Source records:
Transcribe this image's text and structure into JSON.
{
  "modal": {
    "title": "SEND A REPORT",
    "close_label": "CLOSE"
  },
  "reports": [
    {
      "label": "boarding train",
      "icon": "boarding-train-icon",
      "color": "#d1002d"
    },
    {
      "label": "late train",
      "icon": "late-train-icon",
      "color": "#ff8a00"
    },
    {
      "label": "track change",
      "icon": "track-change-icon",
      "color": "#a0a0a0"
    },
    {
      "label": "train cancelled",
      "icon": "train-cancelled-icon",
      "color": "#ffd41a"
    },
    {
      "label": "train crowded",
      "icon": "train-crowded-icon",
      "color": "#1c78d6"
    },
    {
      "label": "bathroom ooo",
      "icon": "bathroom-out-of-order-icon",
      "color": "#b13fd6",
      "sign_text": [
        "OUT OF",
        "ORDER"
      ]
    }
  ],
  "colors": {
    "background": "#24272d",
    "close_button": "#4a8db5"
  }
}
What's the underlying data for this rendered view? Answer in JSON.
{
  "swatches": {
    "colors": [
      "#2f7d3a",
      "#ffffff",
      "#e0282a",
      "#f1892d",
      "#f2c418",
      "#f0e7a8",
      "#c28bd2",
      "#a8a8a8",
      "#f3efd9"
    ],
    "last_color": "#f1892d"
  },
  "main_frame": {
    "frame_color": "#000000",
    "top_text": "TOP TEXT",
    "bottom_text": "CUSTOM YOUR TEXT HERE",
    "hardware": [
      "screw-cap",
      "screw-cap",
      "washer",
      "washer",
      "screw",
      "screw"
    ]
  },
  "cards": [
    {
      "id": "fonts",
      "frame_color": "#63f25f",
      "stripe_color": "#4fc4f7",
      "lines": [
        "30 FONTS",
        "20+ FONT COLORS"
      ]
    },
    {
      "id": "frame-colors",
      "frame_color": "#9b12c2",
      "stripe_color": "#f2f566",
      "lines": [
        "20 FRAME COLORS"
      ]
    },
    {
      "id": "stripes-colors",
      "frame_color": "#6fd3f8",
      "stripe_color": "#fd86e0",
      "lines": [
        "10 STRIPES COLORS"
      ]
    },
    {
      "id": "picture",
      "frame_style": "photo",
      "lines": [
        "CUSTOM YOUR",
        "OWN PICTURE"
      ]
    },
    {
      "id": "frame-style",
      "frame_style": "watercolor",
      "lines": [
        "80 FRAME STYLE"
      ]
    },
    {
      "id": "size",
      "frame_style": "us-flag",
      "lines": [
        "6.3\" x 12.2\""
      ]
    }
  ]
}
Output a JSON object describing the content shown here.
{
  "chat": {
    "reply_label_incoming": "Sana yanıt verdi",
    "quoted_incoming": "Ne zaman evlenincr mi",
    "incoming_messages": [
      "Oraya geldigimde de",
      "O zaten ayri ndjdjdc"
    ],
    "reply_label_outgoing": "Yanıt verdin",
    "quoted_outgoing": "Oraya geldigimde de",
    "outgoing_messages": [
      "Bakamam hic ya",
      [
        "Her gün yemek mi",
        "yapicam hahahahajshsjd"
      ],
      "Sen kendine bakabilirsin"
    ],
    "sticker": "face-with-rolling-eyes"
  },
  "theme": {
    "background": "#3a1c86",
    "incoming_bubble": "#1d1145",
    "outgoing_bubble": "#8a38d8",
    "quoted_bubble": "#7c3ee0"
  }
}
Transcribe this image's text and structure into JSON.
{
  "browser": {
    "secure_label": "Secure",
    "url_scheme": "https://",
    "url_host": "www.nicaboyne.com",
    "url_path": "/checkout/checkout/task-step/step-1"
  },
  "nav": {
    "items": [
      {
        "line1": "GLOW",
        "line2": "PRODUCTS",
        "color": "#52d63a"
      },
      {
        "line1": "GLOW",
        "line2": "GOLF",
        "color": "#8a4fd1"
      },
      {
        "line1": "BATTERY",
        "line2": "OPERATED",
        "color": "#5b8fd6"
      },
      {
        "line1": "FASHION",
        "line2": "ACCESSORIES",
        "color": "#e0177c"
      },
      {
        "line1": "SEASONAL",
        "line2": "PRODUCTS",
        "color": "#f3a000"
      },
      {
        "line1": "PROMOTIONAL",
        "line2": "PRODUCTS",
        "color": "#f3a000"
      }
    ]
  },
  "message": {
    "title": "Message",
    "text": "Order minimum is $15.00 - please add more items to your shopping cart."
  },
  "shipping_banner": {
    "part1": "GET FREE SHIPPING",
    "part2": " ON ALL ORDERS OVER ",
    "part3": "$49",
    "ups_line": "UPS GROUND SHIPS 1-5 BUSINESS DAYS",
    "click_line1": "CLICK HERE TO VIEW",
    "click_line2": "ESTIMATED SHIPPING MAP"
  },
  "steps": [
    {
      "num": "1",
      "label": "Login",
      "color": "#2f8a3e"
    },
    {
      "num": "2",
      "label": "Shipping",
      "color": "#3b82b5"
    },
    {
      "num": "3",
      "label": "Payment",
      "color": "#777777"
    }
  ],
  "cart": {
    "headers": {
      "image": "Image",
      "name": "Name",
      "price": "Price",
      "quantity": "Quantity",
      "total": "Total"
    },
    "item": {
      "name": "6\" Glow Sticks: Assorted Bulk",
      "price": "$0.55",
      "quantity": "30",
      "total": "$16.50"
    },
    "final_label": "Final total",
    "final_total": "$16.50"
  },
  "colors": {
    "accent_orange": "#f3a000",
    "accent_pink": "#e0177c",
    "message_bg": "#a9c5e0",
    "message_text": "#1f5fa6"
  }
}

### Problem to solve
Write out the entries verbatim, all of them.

### Exercise solution
Transcribe this image's text and structure into JSON.
{
  "modal": {
    "title": "SEND A REPORT",
    "close_label": "CLOSE"
  },
  "reports": [
    {
      "label": "boarding train",
      "icon": "boarding-train-icon",
      "color": "#d1002d"
    },
    {
      "label": "late train",
      "icon": "late-train-icon",
      "color": "#ff8a00"
    },
    {
      "label": "track change",
      "icon": "track-change-icon",
      "color": "#a0a0a0"
    },
    {
      "label": "train cancelled",
      "icon": "train-cancelled-icon",
      "color": "#ffd41a"
    },
    {
      "label": "train crowded",
      "icon": "train-crowded-icon",
      "color": "#1c78d6"
    },
    {
      "label": "bathroom ooo",
      "icon": "bathroom-out-of-order-icon",
      "color": "#b13fd6",
      "sign_text": [
        "OUT OF",
        "ORDER"
      ]
    }
  ],
  "colors": {
    "background": "#24272d",
    "close_button": "#4a8db5"
  }
}
What's the underlying data for this rendered view? Answer in JSON.
{
  "swatches": {
    "colors": [
      "#2f7d3a",
      "#ffffff",
      "#e0282a",
      "#f1892d",
      "#f2c418",
      "#f0e7a8",
      "#c28bd2",
      "#a8a8a8",
      "#f3efd9"
    ],
    "last_color": "#f1892d"
  },
  "main_frame": {
    "frame_color": "#000000",
    "top_text": "TOP TEXT",
    "bottom_text": "CUSTOM YOUR TEXT HERE",
    "hardware": [
      "screw-cap",
      "screw-cap",
      "washer",
      "washer",
      "screw",
      "screw"
    ]
  },
  "cards": [
    {
      "id": "fonts",
      "frame_color": "#63f25f",
      "stripe_color": "#4fc4f7",
      "lines": [
        "30 FONTS",
        "20+ FONT COLORS"
      ]
    },
    {
      "id": "frame-colors",
      "frame_color": "#9b12c2",
      "stripe_color": "#f2f566",
      "lines": [
        "20 FRAME COLORS"
      ]
    },
    {
      "id": "stripes-colors",
      "frame_color": "#6fd3f8",
      "stripe_color": "#fd86e0",
      "lines": [
        "10 STRIPES COLORS"
      ]
    },
    {
      "id": "picture",
      "frame_style": "photo",
      "lines": [
        "CUSTOM YOUR",
        "OWN PICTURE"
      ]
    },
    {
      "id": "frame-style",
      "frame_style": "watercolor",
      "lines": [
        "80 FRAME STYLE"
      ]
    },
    {
      "id": "size",
      "frame_style": "us-flag",
      "lines": [
        "6.3\" x 12.2\""
      ]
    }
  ]
}
Output a JSON object describing the content shown here.
{
  "chat": {
    "reply_label_incoming": "Sana yanıt verdi",
    "quoted_incoming": "Ne zaman evlenincr mi",
    "incoming_messages": [
      "Oraya geldigimde de",
      "O zaten ayri ndjdjdc"
    ],
    "reply_label_outgoing": "Yanıt verdin",
    "quoted_outgoing": "Oraya geldigimde de",
    "outgoing_messages": [
      "Bakamam hic ya",
      [
        "Her gün yemek mi",
        "yapicam hahahahajshsjd"
      ],
      "Sen kendine bakabilirsin"
    ],
    "sticker": "face-with-rolling-eyes"
  },
  "theme": {
    "background": "#3a1c86",
    "incoming_bubble": "#1d1145",
    "outgoing_bubble": "#8a38d8",
    "quoted_bubble": "#7c3ee0"
  }
}
Transcribe this image's text and structure into JSON.
{
  "browser": {
    "secure_label": "Secure",
    "url_scheme": "https://",
    "url_host": "www.nicaboyne.com",
    "url_path": "/checkout/checkout/task-step/step-1"
  },
  "nav": {
    "items": [
      {
        "line1": "GLOW",
        "line2": "PRODUCTS",
        "color": "#52d63a"
      },
      {
        "line1": "GLOW",
        "line2": "GOLF",
        "color": "#8a4fd1"
      },
      {
        "line1": "BATTERY",
        "line2": "OPERATED",
        "color": "#5b8fd6"
      },
      {
        "line1": "FASHION",
        "line2": "ACCESSORIES",
        "color": "#e0177c"
      },
      {
        "line1": "SEASONAL",
        "line2": "PRODUCTS",
        "color": "#f3a000"
      },
      {
        "line1": "PROMOTIONAL",
        "line2": "PRODUCTS",
        "color": "#f3a000"
      }
    ]
  },
  "message": {
    "title": "Message",
    "text": "Order minimum is $15.00 - please add more items to your shopping cart."
  },
  "shipping_banner": {
    "part1": "GET FREE SHIPPING",
    "part2": " ON ALL ORDERS OVER ",
    "part3": "$49",
    "ups_line": "UPS GROUND SHIPS 1-5 BUSINESS DAYS",
    "click_line1": "CLICK HERE TO VIEW",
    "click_line2": "ESTIMATED SHIPPING MAP"
  },
  "steps": [
    {
      "num": "1",
      "label": "Login",
      "color": "#2f8a3e"
    },
    {
      "num": "2",
      "label": "Shipping",
      "color": "#3b82b5"
    },
    {
      "num": "3",
      "label": "Payment",
      "color": "#777777"
    }
  ],
  "cart": {
    "headers": {
      "image": "Image",
      "name": "Name",
      "price": "Price",
      "quantity": "Quantity",
      "total": "Total"
    },
    "item": {
      "name": "6\" Glow Sticks: Assorted Bulk",
      "price": "$0.55",
      "quantity": "30",
      "total": "$16.50"
    },
    "final_label": "Final total",
    "final_total": "$16.50"
  },
  "colors": {
    "accent_orange": "#f3a000",
    "accent_pink": "#e0177c",
    "message_bg": "#a9c5e0",
    "message_text": "#1f5fa6"
  }
}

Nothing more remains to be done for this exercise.